- Keyblade Master Aqua of Kingdom Hearts fame. She stays the same kind, strong-willed, Badass invidual that made her presence known in the very beginning and doesn't change, whereas her two male friends Terra and Ven end up different (and much less happy) people.
- Jacob Taylor fits this in Mass Effect 2. Unlike his teammates, Jacob doesn't carry any emotional baggage, so most of his dialog tends to be focused on the present mission. It's even lampshaded in his Shadow Broker file, which notes that he was put on Shepard's team as much for the stabilising elements of his personality as his combat skills.
- The King of Fighters: Iori Yagami. Not only he actually was one of the many characters to keep the same outfit till XII came out, but his vendetta with Kyo became a literal running line for the entire series.
- Members of Ikari and Art of Fighting teams are also these, except you couldn't expect Robert and Leona changing outfits all of a sudden.
- Franziska Von Karma from Phoenix Wright Ace Attorney:Justice for All is pretty much the same through the series as of Ace Attorney Investigations, the most development she gets are the revelations of some Hidden Depths regarding her rivalry with Edgeworth.
- Although Mao of Disgaea 3: Absence of Justice goes through several character revelations, by the following scene he returns to acting to his old stuck-up friendship-hating violent ill-tempered rude demon self.
- While most character in Tales of Rebirth end up developing their characters in one way or another, Eugene Gallardo remains the sensible Team Dad and Cool Old Guy. This is even lampshaded in a skit.
- The cast of Sheldon is fairly static. As one web comic critic pointed out, this is not a bad thing, as they're well-rounded, interesting, and funny, which is pretty much all a simple gag-a-day strip of this sort needs.
- Portrayed on the second example of this comic strip.
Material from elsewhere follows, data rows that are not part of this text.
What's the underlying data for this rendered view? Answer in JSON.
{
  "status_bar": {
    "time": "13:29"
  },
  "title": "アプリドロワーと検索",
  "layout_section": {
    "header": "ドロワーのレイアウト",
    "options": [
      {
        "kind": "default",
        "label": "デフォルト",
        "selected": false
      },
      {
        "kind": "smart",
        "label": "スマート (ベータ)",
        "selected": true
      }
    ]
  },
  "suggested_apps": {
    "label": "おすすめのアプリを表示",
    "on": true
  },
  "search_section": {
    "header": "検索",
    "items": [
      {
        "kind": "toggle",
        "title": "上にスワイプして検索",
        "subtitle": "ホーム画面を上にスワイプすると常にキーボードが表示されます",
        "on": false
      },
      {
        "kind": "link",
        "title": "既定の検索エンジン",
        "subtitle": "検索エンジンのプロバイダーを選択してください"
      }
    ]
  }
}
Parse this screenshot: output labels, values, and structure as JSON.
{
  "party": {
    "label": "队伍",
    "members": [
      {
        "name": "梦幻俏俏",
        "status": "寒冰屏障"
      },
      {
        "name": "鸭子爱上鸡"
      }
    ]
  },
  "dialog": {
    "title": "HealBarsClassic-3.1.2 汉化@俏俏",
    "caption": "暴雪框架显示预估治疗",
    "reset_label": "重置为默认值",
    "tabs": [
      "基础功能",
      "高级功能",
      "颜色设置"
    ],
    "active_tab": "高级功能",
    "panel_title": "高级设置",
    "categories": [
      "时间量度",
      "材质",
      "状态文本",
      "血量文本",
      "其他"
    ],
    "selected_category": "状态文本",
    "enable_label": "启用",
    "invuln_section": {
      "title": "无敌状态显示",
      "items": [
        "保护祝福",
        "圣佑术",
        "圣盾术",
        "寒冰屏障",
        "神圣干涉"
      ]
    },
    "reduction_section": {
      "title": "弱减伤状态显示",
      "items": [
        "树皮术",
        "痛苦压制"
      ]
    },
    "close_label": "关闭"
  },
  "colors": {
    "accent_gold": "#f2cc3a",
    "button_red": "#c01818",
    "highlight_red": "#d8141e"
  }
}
- Durkon from The Order of the Stick has largely stayed the same as when we first saw him, although a flashback from a prequel book showed he was surly and irritable when he met Roy, due to the way he had been treated in human lands.
- The overwhelming majority of over-the-top comedic characters, from Bugs Bunny to Donald Duck, to Yakko/Wakko/Dot to Johnny Bravo to The Fairly Oddparents to Phineas and Ferb. Most likely, because of the Rule of Funny.
- Many of the secondary characters from Avatar: The Last Airbender — Suki, Ty Lee and Iroh in particular — precisely because they're secondary characters. However, Toph doesn't particularly evolve either, able to get through the entire series on her existing personality (except for becoming a bit softer and more willing to work with others).
- Iroh is justified as he had already gone through a life-changing experience before the series started. His job was to help others, primarily his nephew Zuko, develop.
- Skeletor, from pretty much any incarnation of He-Man and the Masters of the Universe and related series. Despite his undeniable iconic status, he's one of the most one-dimensional characters in the entire franchise. Why is he evil? Because he wants to conquer Eternia. Why does he want to conquer Eternia? Because he's evil. And not one of the fascinating kinds of evil. (According to Paul Dini, writers on the Filmation series were actually told by Mattel to not do anything interesting with Skeletor. He was to be the boss of the bad guys. Period.)
- Most of the characters on Phineas and Ferb, though Phineas has a bit of Characterization Marches On from his first appearance.
- Gizmo from Teen Titans. He didn't really get any Character Development. He just stayed Gizmo.
- Soundwave of Transformers fame, especially in the show Transformers Prime, where his status as The Voiceless (not to mention The Faceless) and well nigh emotionless listener adds a lot to his creepy factor. Although Word of God states this might be subject to change.
- There is very little character development in Code Lyoko to begin with aside from Aelita, Jeremy and (surprisingly) Sissi, but Odd is a particularly Egregious example. He eats a lot, he dates a lot, and he makes bad jokes. And that never changes.
- Sergeant Cosgrove from Freakazoid!! is mostly this, until you realize that he is the sole character in the series capable of calming down the manic superhero.